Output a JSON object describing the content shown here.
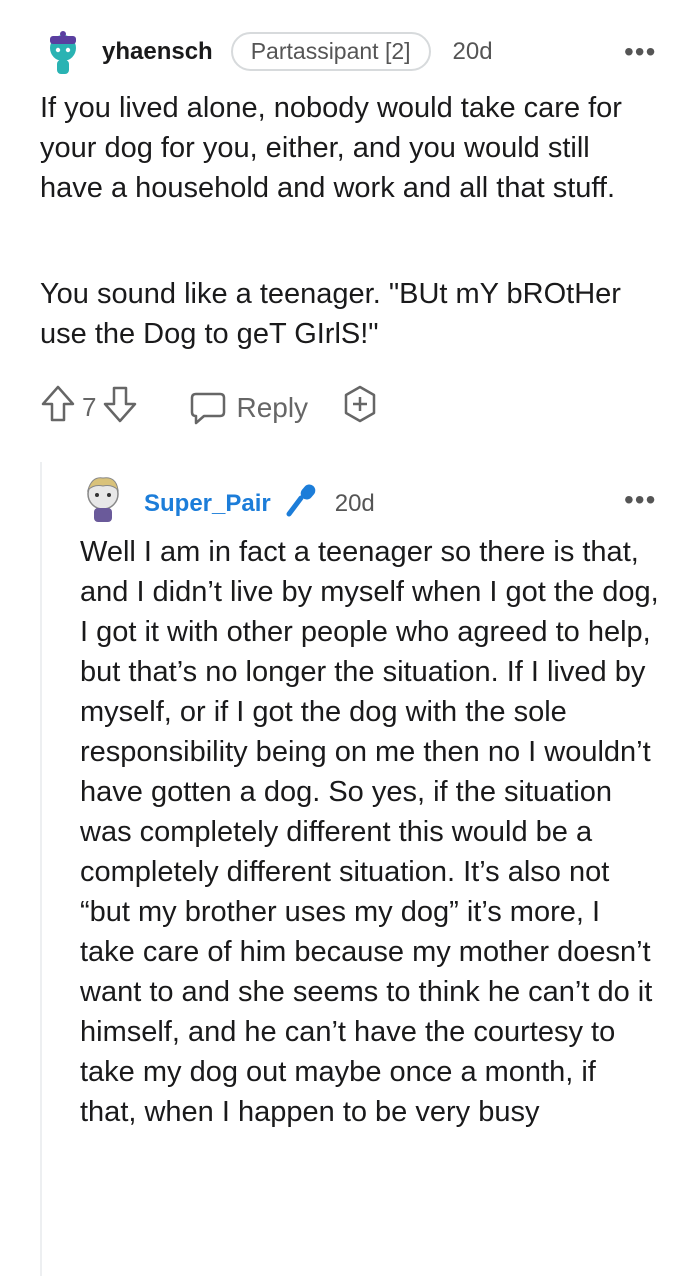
{
  "comment": {
    "username": "yhaensch",
    "flair": "Partassipant [2]",
    "time": "20d",
    "more_icon": "more-dots-icon",
    "paragraphs": [
      "If you lived alone, nobody would take care for your dog for you, either, and you would still have a household and work and all that stuff.",
      "You sound like a teenager. \"BUt mY bROtHer use the Dog to geT GIrlS!\""
    ],
    "vote_count": "7",
    "reply_label": "Reply"
  },
  "reply": {
    "username": "Super_Pair",
    "time": "20d",
    "body": "Well I am in fact a teenager so there is that, and I didn’t live by myself when I got the dog, I got it with other people who agreed to help, but that’s no longer the situation. If I lived by myself, or if I got the dog with the sole responsibility being on me then no I wouldn’t have gotten a dog. So yes, if the situation was completely different this would be a completely different situation. It’s also not “but my brother uses my dog” it’s more, I take care of him because my mother doesn’t want to and she seems to think he can’t do it himself, and he can’t have the courtesy to take my dog out maybe once a month, if that, when I happen to be very busy"
  },
  "colors": {
    "reply_username": "#1c7dd9",
    "text": "#1a1a1b",
    "muted": "#555555"
  }
}
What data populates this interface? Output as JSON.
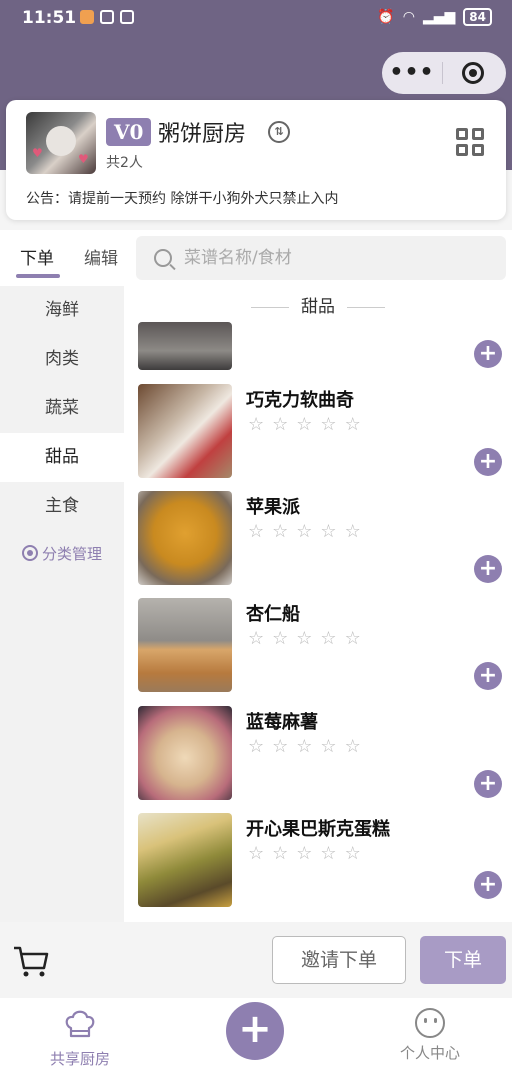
{
  "statusbar": {
    "time": "11:51",
    "battery": "84"
  },
  "capsule": {
    "more": "•••"
  },
  "kitchen": {
    "badge": "V0",
    "name": "粥饼厨房",
    "members": "共2人",
    "notice": "公告：请提前一天预约 除饼干小狗外犬只禁止入内"
  },
  "tabs": {
    "order": "下单",
    "edit": "编辑"
  },
  "search": {
    "placeholder": "菜谱名称/食材"
  },
  "categories": [
    "海鲜",
    "肉类",
    "蔬菜",
    "甜品",
    "主食"
  ],
  "category_manage": "分类管理",
  "section_title": "甜品",
  "items": [
    {
      "name": "巧克力软曲奇",
      "rating": 0
    },
    {
      "name": "苹果派",
      "rating": 0
    },
    {
      "name": "杏仁船",
      "rating": 0
    },
    {
      "name": "蓝莓麻薯",
      "rating": 0
    },
    {
      "name": "开心果巴斯克蛋糕",
      "rating": 0
    }
  ],
  "cart": {
    "invite": "邀请下单",
    "order": "下单"
  },
  "tabbar": {
    "left": "共享厨房",
    "right": "个人中心"
  },
  "colors": {
    "accent": "#8e7fb0",
    "header": "#6f6484"
  }
}
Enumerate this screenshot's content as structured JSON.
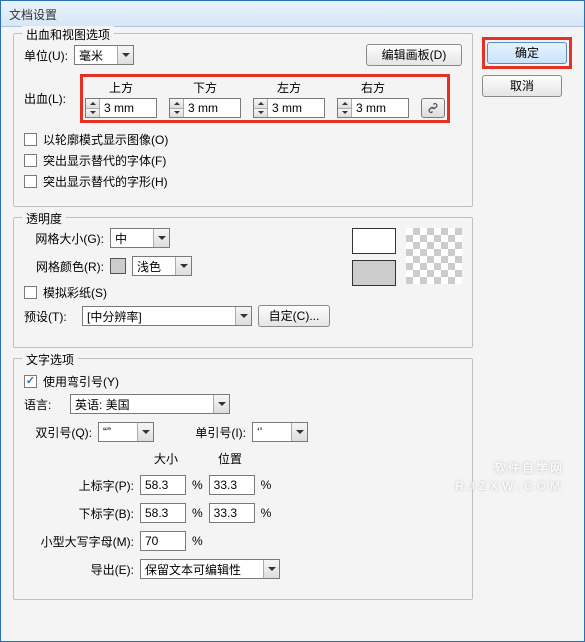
{
  "window": {
    "title": "文档设置"
  },
  "buttons": {
    "ok": "确定",
    "cancel": "取消",
    "edit_artboards": "编辑画板(D)"
  },
  "bleed_section": {
    "legend": "出血和视图选项",
    "units_label": "单位(U):",
    "units_value": "毫米",
    "bleed_label": "出血(L):",
    "headers": {
      "top": "上方",
      "bottom": "下方",
      "left": "左方",
      "right": "右方"
    },
    "values": {
      "top": "3 mm",
      "bottom": "3 mm",
      "left": "3 mm",
      "right": "3 mm"
    },
    "checks": {
      "outline": "以轮廓模式显示图像(O)",
      "sub_fonts": "突出显示替代的字体(F)",
      "sub_glyphs": "突出显示替代的字形(H)"
    }
  },
  "transparency": {
    "legend": "透明度",
    "grid_size_label": "网格大小(G):",
    "grid_size_value": "中",
    "grid_color_label": "网格颜色(R):",
    "grid_color_value": "浅色",
    "grid_color_swatch": "#cccccc",
    "simulate_label": "模拟彩纸(S)",
    "preset_label": "预设(T):",
    "preset_value": "[中分辨率]",
    "custom_btn": "自定(C)...",
    "swatch_white": "#ffffff",
    "swatch_grey": "#cccccc"
  },
  "type": {
    "legend": "文字选项",
    "curly_quotes": "使用弯引号(Y)",
    "curly_checked": true,
    "language_label": "语言:",
    "language_value": "英语: 美国",
    "dquote_label": "双引号(Q):",
    "dquote_value": "“”",
    "squote_label": "单引号(I):",
    "squote_value": "‘’",
    "size_header": "大小",
    "pos_header": "位置",
    "superscript_label": "上标字(P):",
    "subscript_label": "下标字(B):",
    "smallcaps_label": "小型大写字母(M):",
    "export_label": "导出(E):",
    "export_value": "保留文本可编辑性",
    "percent": "%",
    "vals": {
      "sup_size": "58.3",
      "sup_pos": "33.3",
      "sub_size": "58.3",
      "sub_pos": "33.3",
      "sc_size": "70"
    }
  },
  "watermark": {
    "main": "软件自学网",
    "sub": "RJZXW.COM"
  }
}
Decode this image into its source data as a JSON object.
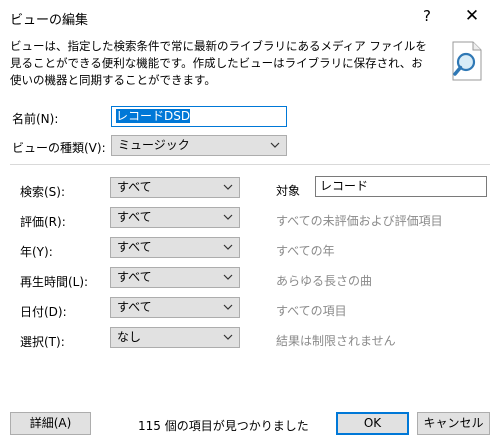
{
  "window": {
    "title": "ビューの編集",
    "help_glyph": "?",
    "close_glyph": "✕"
  },
  "description": "ビューは、指定した検索条件で常に最新のライブラリにあるメディア ファイルを見ることができる便利な機能です。作成したビューはライブラリに保存され、お使いの機器と同期することができます。",
  "name": {
    "label": "名前(N):",
    "value": "レコードDSD"
  },
  "view_type": {
    "label": "ビューの種類(V):",
    "value": "ミュージック"
  },
  "criteria": [
    {
      "label": "検索(S):",
      "value": "すべて",
      "desc": ""
    },
    {
      "label": "評価(R):",
      "value": "すべて",
      "desc": "すべての未評価および評価項目"
    },
    {
      "label": "年(Y):",
      "value": "すべて",
      "desc": "すべての年"
    },
    {
      "label": "再生時間(L):",
      "value": "すべて",
      "desc": "あらゆる長さの曲"
    },
    {
      "label": "日付(D):",
      "value": "すべて",
      "desc": "すべての項目"
    },
    {
      "label": "選択(T):",
      "value": "なし",
      "desc": "結果は制限されません"
    }
  ],
  "target": {
    "label": "対象",
    "value": "レコード"
  },
  "footer": {
    "details_button": "詳細(A)",
    "status": "115 個の項目が見つかりました",
    "ok_button": "OK",
    "cancel_button": "キャンセル"
  },
  "icons": {
    "view_icon": "document-magnifier-icon",
    "dropdown": "chevron-down-icon"
  },
  "colors": {
    "accent": "#0078d7",
    "button_bg": "#e1e1e1",
    "secondary_text": "#8a8a8a"
  }
}
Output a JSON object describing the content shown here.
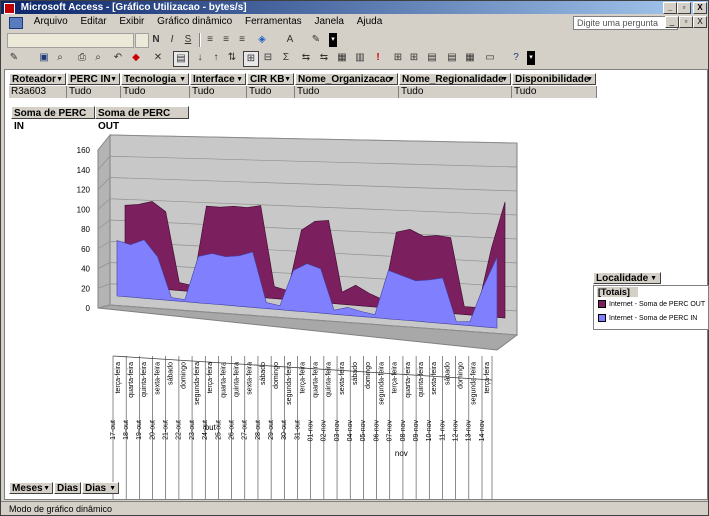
{
  "window": {
    "title": "Microsoft Access - [Gráfico Utilizacao - bytes/s]",
    "controls": [
      "_",
      "▫",
      "X"
    ]
  },
  "menu": {
    "items": [
      "Arquivo",
      "Editar",
      "Exibir",
      "Gráfico dinâmico",
      "Ferramentas",
      "Janela",
      "Ajuda"
    ],
    "help_placeholder": "Digite uma pergunta",
    "doc_controls": [
      "_",
      "▫",
      "X"
    ]
  },
  "filters": [
    {
      "name": "Roteador",
      "value": "R3a603"
    },
    {
      "name": "PERC IN",
      "value": "Tudo"
    },
    {
      "name": "Tecnologia",
      "value": "Tudo"
    },
    {
      "name": "Interface",
      "value": "Tudo"
    },
    {
      "name": "CIR KB",
      "value": "Tudo"
    },
    {
      "name": "Nome_Organizacao",
      "value": "Tudo"
    },
    {
      "name": "Nome_Regionalidade",
      "value": "Tudo"
    },
    {
      "name": "Disponibilidade",
      "value": "Tudo"
    }
  ],
  "data_fields": [
    "Soma de PERC IN",
    "Soma de PERC OUT"
  ],
  "legend": {
    "header": "Localidade",
    "total": "[Totais]",
    "entries": [
      {
        "label": "Internet - Soma de PERC OUT",
        "color": "#7b1f5e"
      },
      {
        "label": "Internet - Soma de PERC IN",
        "color": "#8080ff"
      }
    ]
  },
  "axis_fields": [
    "Meses",
    "Dias",
    "Dias"
  ],
  "status_text": "Modo de gráfico dinâmico",
  "chart_data": {
    "type": "area",
    "ylim": [
      0,
      160
    ],
    "yticks": [
      0,
      20,
      40,
      60,
      80,
      100,
      120,
      140,
      160
    ],
    "categories": [
      {
        "date": "17-out",
        "day": "terça-feira"
      },
      {
        "date": "18-out",
        "day": "quarta-feira"
      },
      {
        "date": "19-out",
        "day": "quinta-feira"
      },
      {
        "date": "20-out",
        "day": "sexta-feira"
      },
      {
        "date": "21-out",
        "day": "sábado"
      },
      {
        "date": "22-out",
        "day": "domingo"
      },
      {
        "date": "23-out",
        "day": "segunda-feira"
      },
      {
        "date": "24-out",
        "day": "terça-feira"
      },
      {
        "date": "25-out",
        "day": "quarta-feira"
      },
      {
        "date": "26-out",
        "day": "quinta-feira"
      },
      {
        "date": "27-out",
        "day": "sexta-feira"
      },
      {
        "date": "28-out",
        "day": "sábado"
      },
      {
        "date": "29-out",
        "day": "domingo"
      },
      {
        "date": "30-out",
        "day": "segunda-feira"
      },
      {
        "date": "31-out",
        "day": "terça-feira"
      },
      {
        "date": "01-nov",
        "day": "quarta-feira"
      },
      {
        "date": "02-nov",
        "day": "quinta-feira"
      },
      {
        "date": "03-nov",
        "day": "sexta-feira"
      },
      {
        "date": "04-nov",
        "day": "sábado"
      },
      {
        "date": "05-nov",
        "day": "domingo"
      },
      {
        "date": "06-nov",
        "day": "segunda-feira"
      },
      {
        "date": "07-nov",
        "day": "terça-feira"
      },
      {
        "date": "08-nov",
        "day": "quarta-feira"
      },
      {
        "date": "09-nov",
        "day": "quinta-feira"
      },
      {
        "date": "10-nov",
        "day": "sexta-feira"
      },
      {
        "date": "11-nov",
        "day": "sábado"
      },
      {
        "date": "12-nov",
        "day": "domingo"
      },
      {
        "date": "13-nov",
        "day": "segunda-feira"
      },
      {
        "date": "14-nov",
        "day": "terça-feira"
      }
    ],
    "month_groups": [
      {
        "label": "out",
        "start": 0,
        "end": 14
      },
      {
        "label": "nov",
        "start": 15,
        "end": 28
      }
    ],
    "series": [
      {
        "name": "Internet - Soma de PERC IN",
        "color": "#8080ff",
        "values": [
          55,
          52,
          58,
          42,
          3,
          2,
          46,
          50,
          48,
          50,
          55,
          6,
          4,
          40,
          48,
          44,
          4,
          8,
          5,
          3,
          48,
          44,
          40,
          42,
          45,
          3,
          4,
          40,
          70
        ]
      },
      {
        "name": "Internet - Soma de PERC OUT",
        "color": "#7b1f5e",
        "values": [
          25,
          30,
          28,
          35,
          5,
          4,
          40,
          36,
          40,
          38,
          36,
          6,
          5,
          30,
          32,
          38,
          8,
          12,
          8,
          5,
          28,
          36,
          34,
          34,
          30,
          5,
          4,
          28,
          45
        ]
      }
    ]
  }
}
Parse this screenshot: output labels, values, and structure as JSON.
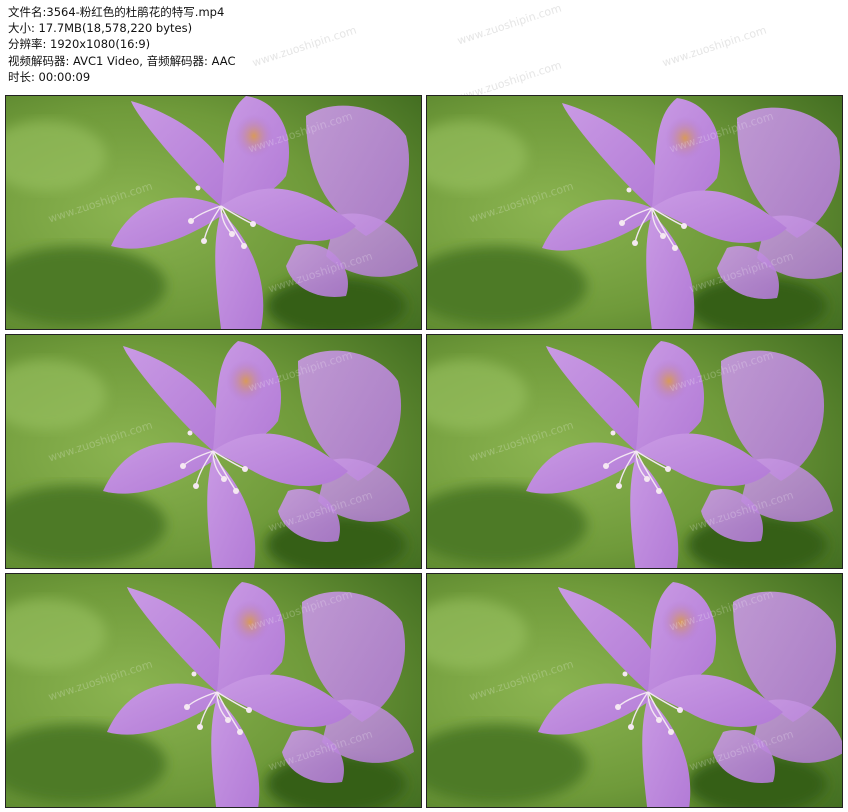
{
  "info": {
    "filename_label": "文件名:",
    "filename": "3564-粉红色的杜鹃花的特写.mp4",
    "size_label": "大小:",
    "size": "17.7MB(18,578,220 bytes)",
    "resolution_label": "分辨率:",
    "resolution": "1920x1080(16:9)",
    "codec_label": "视频解码器:",
    "codec": "AVC1 Video, 音频解码器: AAC",
    "duration_label": "时长:",
    "duration": "00:00:09"
  },
  "watermark": "www.zuoshipin.com",
  "colors": {
    "background_green": "#6f9a3a",
    "petal_purple": "#b27ad6",
    "petal_light": "#c99ae4",
    "throat_orange": "#d89a5a"
  }
}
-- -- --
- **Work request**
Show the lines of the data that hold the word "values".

- **Your response**
    "values": {
        "values": [
        "values": [
Parse this screenshot: output labels, values, and structure as JSON.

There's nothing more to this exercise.